[DATASET EXCERPTS]

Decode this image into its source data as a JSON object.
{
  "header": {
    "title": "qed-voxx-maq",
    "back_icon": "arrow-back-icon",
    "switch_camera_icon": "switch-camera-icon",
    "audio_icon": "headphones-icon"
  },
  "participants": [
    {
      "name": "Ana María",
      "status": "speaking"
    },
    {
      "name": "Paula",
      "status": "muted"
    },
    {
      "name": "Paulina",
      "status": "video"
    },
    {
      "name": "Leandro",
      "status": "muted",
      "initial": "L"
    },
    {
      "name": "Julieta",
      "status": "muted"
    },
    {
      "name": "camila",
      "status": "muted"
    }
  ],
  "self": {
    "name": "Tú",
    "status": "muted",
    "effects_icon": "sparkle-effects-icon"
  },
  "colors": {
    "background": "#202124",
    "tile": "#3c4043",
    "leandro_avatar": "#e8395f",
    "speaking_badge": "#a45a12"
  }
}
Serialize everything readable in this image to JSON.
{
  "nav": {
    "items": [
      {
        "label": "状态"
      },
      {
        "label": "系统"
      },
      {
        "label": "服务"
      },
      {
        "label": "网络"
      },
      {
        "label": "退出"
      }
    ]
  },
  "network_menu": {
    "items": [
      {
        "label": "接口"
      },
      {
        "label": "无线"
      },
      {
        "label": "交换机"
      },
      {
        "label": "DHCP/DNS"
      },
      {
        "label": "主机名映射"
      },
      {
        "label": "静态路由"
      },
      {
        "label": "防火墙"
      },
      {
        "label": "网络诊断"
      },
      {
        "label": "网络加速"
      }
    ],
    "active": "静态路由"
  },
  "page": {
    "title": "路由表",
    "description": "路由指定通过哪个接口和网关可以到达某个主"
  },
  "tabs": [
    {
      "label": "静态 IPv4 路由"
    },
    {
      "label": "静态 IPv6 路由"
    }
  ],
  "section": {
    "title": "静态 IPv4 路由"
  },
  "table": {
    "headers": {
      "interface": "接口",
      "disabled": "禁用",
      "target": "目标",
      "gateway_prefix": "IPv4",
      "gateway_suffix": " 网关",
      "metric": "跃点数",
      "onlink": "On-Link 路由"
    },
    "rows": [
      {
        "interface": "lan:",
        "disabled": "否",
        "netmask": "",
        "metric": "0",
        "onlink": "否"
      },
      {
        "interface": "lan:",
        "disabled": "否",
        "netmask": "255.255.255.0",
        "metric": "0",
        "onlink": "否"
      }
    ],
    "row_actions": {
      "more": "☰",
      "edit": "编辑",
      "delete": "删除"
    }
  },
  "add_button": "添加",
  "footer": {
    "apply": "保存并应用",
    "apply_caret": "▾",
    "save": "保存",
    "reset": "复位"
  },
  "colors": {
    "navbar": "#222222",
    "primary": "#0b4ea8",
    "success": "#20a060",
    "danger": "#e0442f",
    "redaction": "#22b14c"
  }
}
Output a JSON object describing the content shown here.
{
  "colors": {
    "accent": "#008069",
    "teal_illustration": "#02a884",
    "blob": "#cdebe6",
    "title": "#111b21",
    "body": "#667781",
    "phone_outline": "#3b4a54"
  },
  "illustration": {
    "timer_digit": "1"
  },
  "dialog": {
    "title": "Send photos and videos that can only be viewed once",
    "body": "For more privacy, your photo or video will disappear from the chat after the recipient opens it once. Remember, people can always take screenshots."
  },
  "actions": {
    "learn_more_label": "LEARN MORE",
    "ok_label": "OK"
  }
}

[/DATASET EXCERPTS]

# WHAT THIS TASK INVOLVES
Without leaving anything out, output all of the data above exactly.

# RESPONSE AREA
Decode this image into its source data as a JSON object.
{
  "header": {
    "title": "qed-voxx-maq",
    "back_icon": "arrow-back-icon",
    "switch_camera_icon": "switch-camera-icon",
    "audio_icon": "headphones-icon"
  },
  "participants": [
    {
      "name": "Ana María",
      "status": "speaking"
    },
    {
      "name": "Paula",
      "status": "muted"
    },
    {
      "name": "Paulina",
      "status": "video"
    },
    {
      "name": "Leandro",
      "status": "muted",
      "initial": "L"
    },
    {
      "name": "Julieta",
      "status": "muted"
    },
    {
      "name": "camila",
      "status": "muted"
    }
  ],
  "self": {
    "name": "Tú",
    "status": "muted",
    "effects_icon": "sparkle-effects-icon"
  },
  "colors": {
    "background": "#202124",
    "tile": "#3c4043",
    "leandro_avatar": "#e8395f",
    "speaking_badge": "#a45a12"
  }
}
Serialize everything readable in this image to JSON.
{
  "nav": {
    "items": [
      {
        "label": "状态"
      },
      {
        "label": "系统"
      },
      {
        "label": "服务"
      },
      {
        "label": "网络"
      },
      {
        "label": "退出"
      }
    ]
  },
  "network_menu": {
    "items": [
      {
        "label": "接口"
      },
      {
        "label": "无线"
      },
      {
        "label": "交换机"
      },
      {
        "label": "DHCP/DNS"
      },
      {
        "label": "主机名映射"
      },
      {
        "label": "静态路由"
      },
      {
        "label": "防火墙"
      },
      {
        "label": "网络诊断"
      },
      {
        "label": "网络加速"
      }
    ],
    "active": "静态路由"
  },
  "page": {
    "title": "路由表",
    "description": "路由指定通过哪个接口和网关可以到达某个主"
  },
  "tabs": [
    {
      "label": "静态 IPv4 路由"
    },
    {
      "label": "静态 IPv6 路由"
    }
  ],
  "section": {
    "title": "静态 IPv4 路由"
  },
  "table": {
    "headers": {
      "interface": "接口",
      "disabled": "禁用",
      "target": "目标",
      "gateway_prefix": "IPv4",
      "gateway_suffix": " 网关",
      "metric": "跃点数",
      "onlink": "On-Link 路由"
    },
    "rows": [
      {
        "interface": "lan:",
        "disabled": "否",
        "netmask": "",
        "metric": "0",
        "onlink": "否"
      },
      {
        "interface": "lan:",
        "disabled": "否",
        "netmask": "255.255.255.0",
        "metric": "0",
        "onlink": "否"
      }
    ],
    "row_actions": {
      "more": "☰",
      "edit": "编辑",
      "delete": "删除"
    }
  },
  "add_button": "添加",
  "footer": {
    "apply": "保存并应用",
    "apply_caret": "▾",
    "save": "保存",
    "reset": "复位"
  },
  "colors": {
    "navbar": "#222222",
    "primary": "#0b4ea8",
    "success": "#20a060",
    "danger": "#e0442f",
    "redaction": "#22b14c"
  }
}
Output a JSON object describing the content shown here.
{
  "colors": {
    "accent": "#008069",
    "teal_illustration": "#02a884",
    "blob": "#cdebe6",
    "title": "#111b21",
    "body": "#667781",
    "phone_outline": "#3b4a54"
  },
  "illustration": {
    "timer_digit": "1"
  },
  "dialog": {
    "title": "Send photos and videos that can only be viewed once",
    "body": "For more privacy, your photo or video will disappear from the chat after the recipient opens it once. Remember, people can always take screenshots."
  },
  "actions": {
    "learn_more_label": "LEARN MORE",
    "ok_label": "OK"
  }
}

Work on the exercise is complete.